# What to produce
Collect each line of the entries that holds the string "with".

# Dataset rows describing interfaces
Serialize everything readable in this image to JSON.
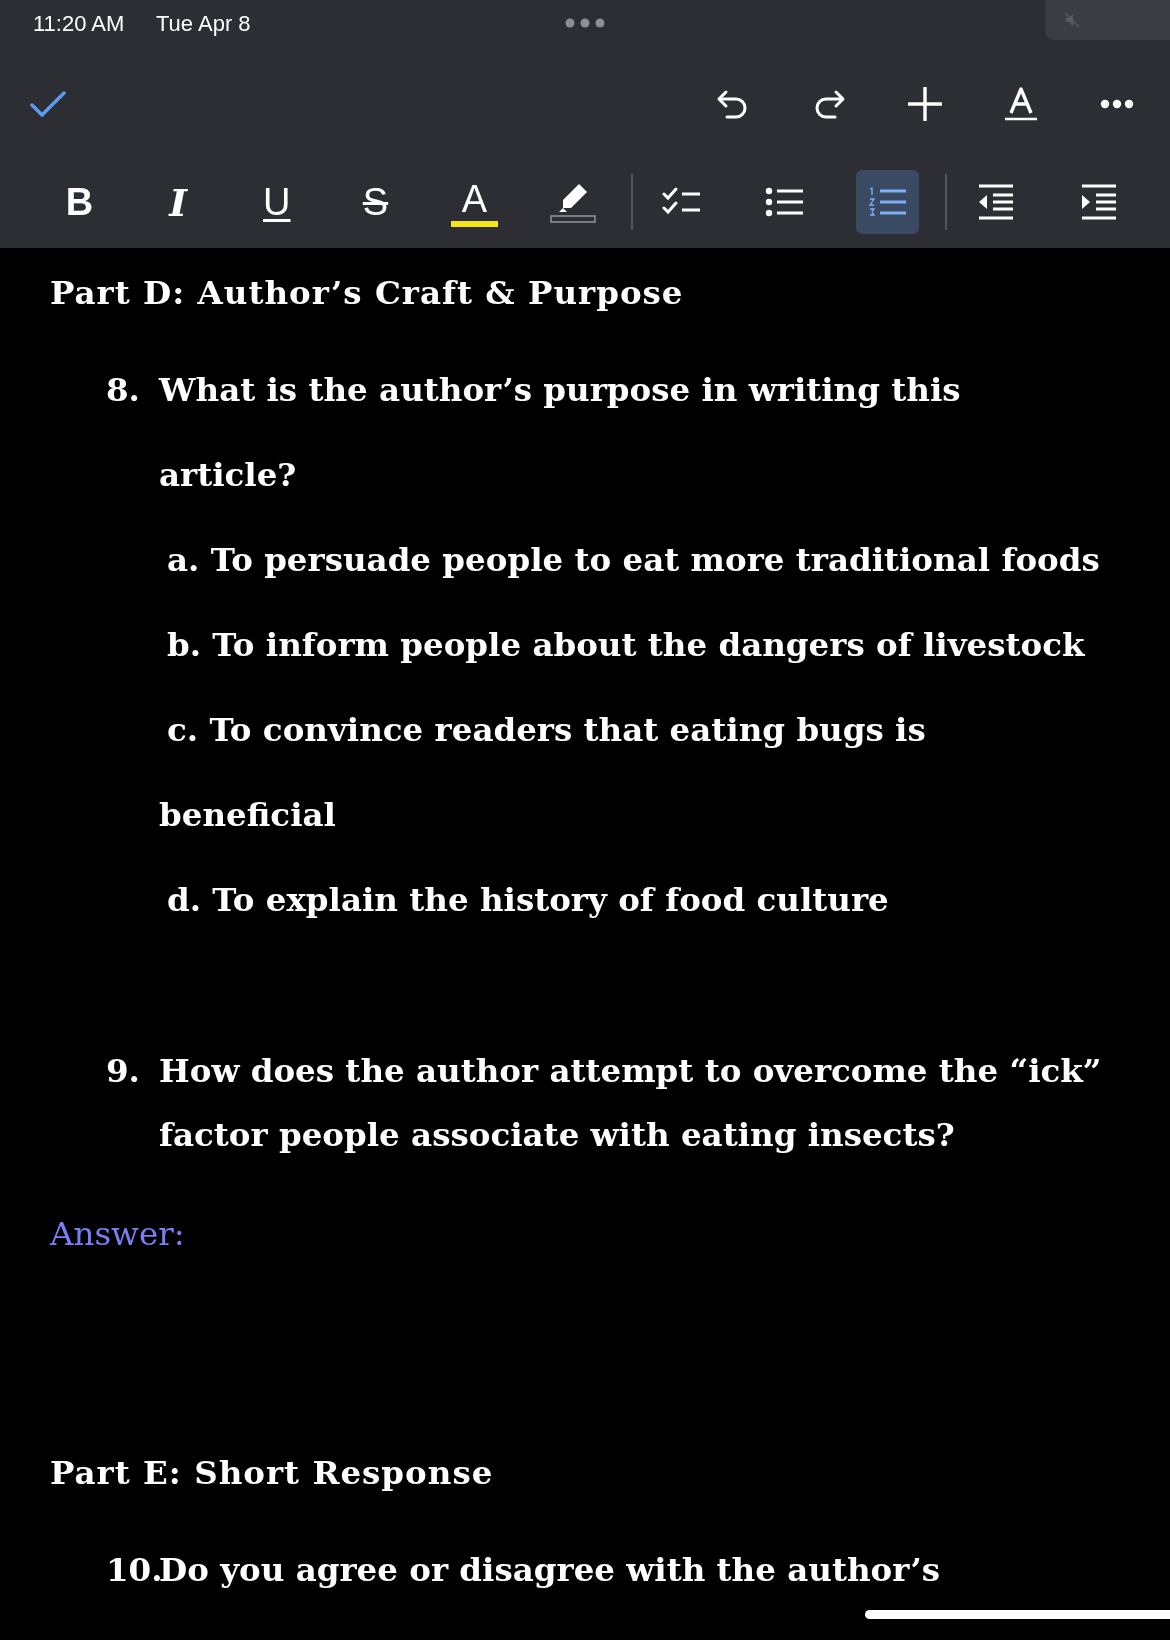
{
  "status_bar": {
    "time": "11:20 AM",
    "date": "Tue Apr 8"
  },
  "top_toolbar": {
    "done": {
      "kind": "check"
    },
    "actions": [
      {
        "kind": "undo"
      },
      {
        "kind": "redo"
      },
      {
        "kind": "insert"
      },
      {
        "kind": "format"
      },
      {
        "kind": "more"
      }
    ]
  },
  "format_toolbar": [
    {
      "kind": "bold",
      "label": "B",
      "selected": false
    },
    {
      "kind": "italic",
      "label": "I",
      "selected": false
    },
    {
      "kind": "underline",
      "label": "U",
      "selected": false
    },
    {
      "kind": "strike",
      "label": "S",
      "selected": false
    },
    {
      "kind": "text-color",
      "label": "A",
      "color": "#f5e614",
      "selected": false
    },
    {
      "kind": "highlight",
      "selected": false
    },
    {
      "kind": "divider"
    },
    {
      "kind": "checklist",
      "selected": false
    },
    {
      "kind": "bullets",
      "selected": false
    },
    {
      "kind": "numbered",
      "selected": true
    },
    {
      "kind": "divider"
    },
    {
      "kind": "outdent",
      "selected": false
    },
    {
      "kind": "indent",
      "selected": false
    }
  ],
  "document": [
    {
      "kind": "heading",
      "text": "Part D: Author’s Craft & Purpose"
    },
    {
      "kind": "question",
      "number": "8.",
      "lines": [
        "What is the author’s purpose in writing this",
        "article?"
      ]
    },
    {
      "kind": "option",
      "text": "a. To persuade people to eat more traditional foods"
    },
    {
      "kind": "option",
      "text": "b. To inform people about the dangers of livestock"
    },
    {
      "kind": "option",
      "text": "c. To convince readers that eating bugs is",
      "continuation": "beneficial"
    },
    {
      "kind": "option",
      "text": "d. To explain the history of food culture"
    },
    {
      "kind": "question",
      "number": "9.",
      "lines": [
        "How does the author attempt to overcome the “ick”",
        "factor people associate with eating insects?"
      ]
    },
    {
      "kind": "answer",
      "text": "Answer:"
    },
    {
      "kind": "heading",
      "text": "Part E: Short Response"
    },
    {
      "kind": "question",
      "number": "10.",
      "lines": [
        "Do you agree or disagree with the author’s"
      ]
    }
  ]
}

# Written reply
        "factor people associate with eating insects?"
        "Do you agree or disagree with the author’s"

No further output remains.